WILSHIRE BLVD — Gary Adams was going to be a CEO.
That was the plan, at least, when he entered college at the University of California, Davis. “Plans” are fickle things, though, and — fortunately for hundreds of dogs and cats — Adams’s plan changed.
“I was always that kid who brought home wounded pigeons and stray dogs,” Adams said. “Ever since I was a little kid, people would say, ‘You should be a vet when you grow up.’”
Though Adams “never gave it any thought” as a child, a college stint working for a veterinarian set him on the path that people had been suggesting for him for years.
“I loved all the hands-on work. I love dogs and cats. I just fell in love with the practice,” Adams said.
Today, as owner of Westside Animal Emergency Hospital, Adams has teamed up with animal rescue organizations throughout the Los Angeles area, and is using his veterinary expertise to help neglected animals thrive.
Adams first became involved in rescue work when he was approached by the Los Angeles rescue group A Dog’s Life, for his veterinary services.
“As it turns out, a lot of veterinary hospitals aren’t really rescue-friendly,” Adams said. “But I give significant discounts for rescues, because they’re doing a really charitable thing … Besides, I got into this profession to help animals, not to help animals with owners who can afford to pay for it.”
Adams’s success with the animals from A Dog’s Life lead to referrals — lots of them. Soon, Adams was treating animals from shelters all over the Los Angeles area. Today, rescue animals make up more than a quarter of Adams’s patients.
“I guess they thought I did a good job,” Adams said of his first clients.
Today, a plaque in the waiting room of Westside Animal Emergency Hospital illustrates just how good a job Adams did. It was awarded to him by A Dog’s Life in 2006, “For his dedication and compassion for the well being of animals great and small.”
“Rescue animals that I see are generally in pretty bad shape,” Adams said. “They’re the dogs from the shelter, and they’re not cute. They’re not the ones that the general public would typically want to adopt. They come in here with bad skin diseases, mange, bad teeth, wounds.”
Adams diagnoses these myriad problems, and treats them to get the animal ready for adoption. According to Adams, the transformation an animal undergoes after treatment is often astounding.
“Somebody told me we should start a show called ‘Extreme Dog Makeover,’” he joked.

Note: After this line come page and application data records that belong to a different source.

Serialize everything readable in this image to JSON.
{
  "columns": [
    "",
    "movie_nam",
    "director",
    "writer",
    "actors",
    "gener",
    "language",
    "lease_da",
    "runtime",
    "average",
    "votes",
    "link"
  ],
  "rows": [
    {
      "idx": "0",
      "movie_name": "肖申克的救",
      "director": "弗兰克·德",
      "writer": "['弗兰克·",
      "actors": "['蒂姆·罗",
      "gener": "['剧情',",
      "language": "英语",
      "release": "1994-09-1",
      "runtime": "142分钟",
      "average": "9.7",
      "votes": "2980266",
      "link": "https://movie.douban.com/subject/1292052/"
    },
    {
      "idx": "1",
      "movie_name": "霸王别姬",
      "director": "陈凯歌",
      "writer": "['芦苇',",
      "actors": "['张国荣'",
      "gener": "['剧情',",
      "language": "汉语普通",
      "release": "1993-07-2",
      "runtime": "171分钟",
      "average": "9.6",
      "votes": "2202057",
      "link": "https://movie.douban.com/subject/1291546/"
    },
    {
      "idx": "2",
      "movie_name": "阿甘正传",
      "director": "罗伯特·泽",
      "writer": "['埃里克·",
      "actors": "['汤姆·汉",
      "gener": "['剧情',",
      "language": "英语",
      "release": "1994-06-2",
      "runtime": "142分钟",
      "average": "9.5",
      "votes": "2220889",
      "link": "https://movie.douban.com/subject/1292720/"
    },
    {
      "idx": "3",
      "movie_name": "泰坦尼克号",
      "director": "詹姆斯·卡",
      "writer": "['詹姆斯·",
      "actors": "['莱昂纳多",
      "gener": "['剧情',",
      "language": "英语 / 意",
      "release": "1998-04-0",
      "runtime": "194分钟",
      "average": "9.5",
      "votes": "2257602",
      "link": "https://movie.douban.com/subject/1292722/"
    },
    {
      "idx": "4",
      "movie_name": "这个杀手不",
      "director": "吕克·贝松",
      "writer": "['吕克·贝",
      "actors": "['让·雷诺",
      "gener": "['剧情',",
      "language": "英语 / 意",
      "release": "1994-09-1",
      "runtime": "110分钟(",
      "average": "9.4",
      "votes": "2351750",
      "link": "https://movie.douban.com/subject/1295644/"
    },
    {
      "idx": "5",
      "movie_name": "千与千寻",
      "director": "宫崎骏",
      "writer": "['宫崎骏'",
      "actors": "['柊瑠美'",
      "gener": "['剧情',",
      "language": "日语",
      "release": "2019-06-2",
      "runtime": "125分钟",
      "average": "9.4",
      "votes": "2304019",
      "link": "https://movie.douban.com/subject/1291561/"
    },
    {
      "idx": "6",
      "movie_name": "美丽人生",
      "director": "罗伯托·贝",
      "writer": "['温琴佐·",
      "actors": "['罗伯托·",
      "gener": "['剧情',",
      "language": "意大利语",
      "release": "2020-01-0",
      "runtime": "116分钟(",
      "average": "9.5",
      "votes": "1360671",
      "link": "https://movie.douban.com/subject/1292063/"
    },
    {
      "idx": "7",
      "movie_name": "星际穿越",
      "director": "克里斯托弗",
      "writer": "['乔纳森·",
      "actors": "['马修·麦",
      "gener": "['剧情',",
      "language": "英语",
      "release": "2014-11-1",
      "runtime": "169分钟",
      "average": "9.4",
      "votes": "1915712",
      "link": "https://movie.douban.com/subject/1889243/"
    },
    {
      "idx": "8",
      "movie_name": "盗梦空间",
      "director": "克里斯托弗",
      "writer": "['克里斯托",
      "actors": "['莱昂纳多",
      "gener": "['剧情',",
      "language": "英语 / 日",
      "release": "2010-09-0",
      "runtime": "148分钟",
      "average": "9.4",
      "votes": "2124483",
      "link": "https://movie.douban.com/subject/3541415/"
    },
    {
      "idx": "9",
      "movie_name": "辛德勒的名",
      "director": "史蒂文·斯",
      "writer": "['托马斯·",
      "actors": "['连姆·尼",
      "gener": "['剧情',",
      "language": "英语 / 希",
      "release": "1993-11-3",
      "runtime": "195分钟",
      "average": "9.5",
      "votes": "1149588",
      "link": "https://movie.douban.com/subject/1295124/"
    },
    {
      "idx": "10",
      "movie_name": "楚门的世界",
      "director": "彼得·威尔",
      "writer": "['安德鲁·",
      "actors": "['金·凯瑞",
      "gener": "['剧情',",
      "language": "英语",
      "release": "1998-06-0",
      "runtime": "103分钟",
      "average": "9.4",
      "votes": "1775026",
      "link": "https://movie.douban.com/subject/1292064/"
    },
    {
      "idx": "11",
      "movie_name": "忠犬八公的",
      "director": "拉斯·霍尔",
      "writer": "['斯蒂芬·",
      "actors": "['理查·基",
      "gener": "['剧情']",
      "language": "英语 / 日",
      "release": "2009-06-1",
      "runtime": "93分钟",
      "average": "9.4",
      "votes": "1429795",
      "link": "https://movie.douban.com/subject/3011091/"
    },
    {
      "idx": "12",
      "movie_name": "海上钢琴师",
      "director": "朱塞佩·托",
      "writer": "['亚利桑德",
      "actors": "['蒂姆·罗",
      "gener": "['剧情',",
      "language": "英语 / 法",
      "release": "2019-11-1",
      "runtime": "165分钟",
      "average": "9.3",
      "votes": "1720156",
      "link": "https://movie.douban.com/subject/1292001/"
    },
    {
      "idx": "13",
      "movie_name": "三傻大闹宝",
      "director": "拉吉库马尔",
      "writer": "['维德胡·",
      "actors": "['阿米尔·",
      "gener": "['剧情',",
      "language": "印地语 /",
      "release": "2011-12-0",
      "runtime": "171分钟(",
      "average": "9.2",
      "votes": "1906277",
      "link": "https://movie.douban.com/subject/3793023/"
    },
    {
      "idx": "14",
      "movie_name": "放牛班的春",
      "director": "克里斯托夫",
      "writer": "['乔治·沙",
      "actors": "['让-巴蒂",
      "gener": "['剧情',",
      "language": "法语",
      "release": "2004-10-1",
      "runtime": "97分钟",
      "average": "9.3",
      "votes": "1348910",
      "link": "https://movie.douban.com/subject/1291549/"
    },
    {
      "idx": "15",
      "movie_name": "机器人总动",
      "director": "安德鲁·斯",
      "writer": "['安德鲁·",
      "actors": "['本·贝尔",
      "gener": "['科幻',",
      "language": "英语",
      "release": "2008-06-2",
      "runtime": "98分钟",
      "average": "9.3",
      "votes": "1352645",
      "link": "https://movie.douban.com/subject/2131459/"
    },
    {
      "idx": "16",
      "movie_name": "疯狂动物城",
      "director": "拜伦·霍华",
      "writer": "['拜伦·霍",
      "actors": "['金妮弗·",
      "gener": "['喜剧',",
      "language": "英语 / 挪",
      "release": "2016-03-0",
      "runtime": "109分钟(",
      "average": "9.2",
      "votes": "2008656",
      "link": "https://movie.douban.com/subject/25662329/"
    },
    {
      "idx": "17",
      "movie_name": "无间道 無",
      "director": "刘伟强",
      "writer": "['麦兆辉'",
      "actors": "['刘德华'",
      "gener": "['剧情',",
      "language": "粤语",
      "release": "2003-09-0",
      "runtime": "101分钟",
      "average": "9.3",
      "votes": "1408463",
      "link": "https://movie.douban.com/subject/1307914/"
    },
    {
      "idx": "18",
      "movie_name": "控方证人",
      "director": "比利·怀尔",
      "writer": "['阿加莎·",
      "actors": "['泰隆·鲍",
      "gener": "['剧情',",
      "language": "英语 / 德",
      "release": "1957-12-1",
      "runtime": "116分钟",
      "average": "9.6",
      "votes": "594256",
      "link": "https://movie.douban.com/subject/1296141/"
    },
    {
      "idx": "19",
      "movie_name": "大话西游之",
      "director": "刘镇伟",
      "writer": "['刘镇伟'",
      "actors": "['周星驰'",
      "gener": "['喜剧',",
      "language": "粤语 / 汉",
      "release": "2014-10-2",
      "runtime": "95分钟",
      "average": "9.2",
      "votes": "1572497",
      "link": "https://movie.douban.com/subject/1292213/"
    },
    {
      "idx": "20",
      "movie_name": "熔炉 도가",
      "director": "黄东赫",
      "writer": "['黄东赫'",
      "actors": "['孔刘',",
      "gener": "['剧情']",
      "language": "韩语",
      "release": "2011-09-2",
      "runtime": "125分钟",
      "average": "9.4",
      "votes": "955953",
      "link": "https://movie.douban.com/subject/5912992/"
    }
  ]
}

Adams doesn’t limit his services to doctoring sick rescues. He also works to help the animals find homes, putting his clients in contact with rescue outfits when they are looking to adopt a pet. Westside Animal Emergency Hospital also has a unique policy in place, known as a “dump fee,” to give owners with financial limitations more opportunity to have their pets treated.
“If somebody has an animal that’s injured or has some sort of acute problem and they don’t have the money to take care of it, they can leave the animal here for care and pay a minimal fee … Then we’ll treat the animal, get it healthy, and adopt it out,” Adams explained.
Owners can use this as an alternative to euthanasia, which Adams describes as “the worst part of my job — it’s the last thing I’ll do.”
“We do that a lot,” Adams said of the “dumping” practice. “Maybe more than we should. It’s not smart economically … but it makes me feel better.”
Adams opened Westside Animal Emergency Hospital four years ago. This event in his life represents yet another deviation from “the plan.”
At the time, Adams was employed at California Animal Hospital, a large hospital where he had worked for eight years, and had never even considered the possibility of striking out on his own. He passed the building where his practice now stands every day, driving down Wilshire Boulevard on his way home from work — as chance would have it, his route home would have a profound effect on his career path.
“One day, I noticed that there were no lights on,” Adams recalls. “That went on for a few weeks. Then, I noticed a big ‘For Lease’ sign … I left my other job and I had opened here within four weeks. It all happened really quickly.”
Adams has been in his current practice for four years. Adams said one of the major benefits of opening his own practice was the opportunity to work in Santa Monica, the city where he has lived all his life, rather than in Los Angeles.
“I was born and raised here, and I’m not ever planning to leave here,” Adams said of Santa Monica.
An alumnus of Santa Monica High and Lincoln Middle School, Adams’s childhood was greatly shaped by Santa Monica. He describes the city as “a great place to grow up” understandably, he and his fiancée, Amy, are now raising their 2-year-old son, Bowie, here.
For Adams, deviation from “the plan” has been rewarding. Though he could have been a businessman, a Spanish translator or even a doctor of human medicine, Adams’s choice to pursue veterinary medicine has benefitted hundreds of animals throughout Southern California, and has brought Adams himself personal satisfaction.
“People ask me fairly often if I regret not going to medical school instead of veterinary school,” Adams said, “and almost invariably I say I wouldn’t change it. It’s a lot of work, but I’m totally satisfied with what I do as a living.”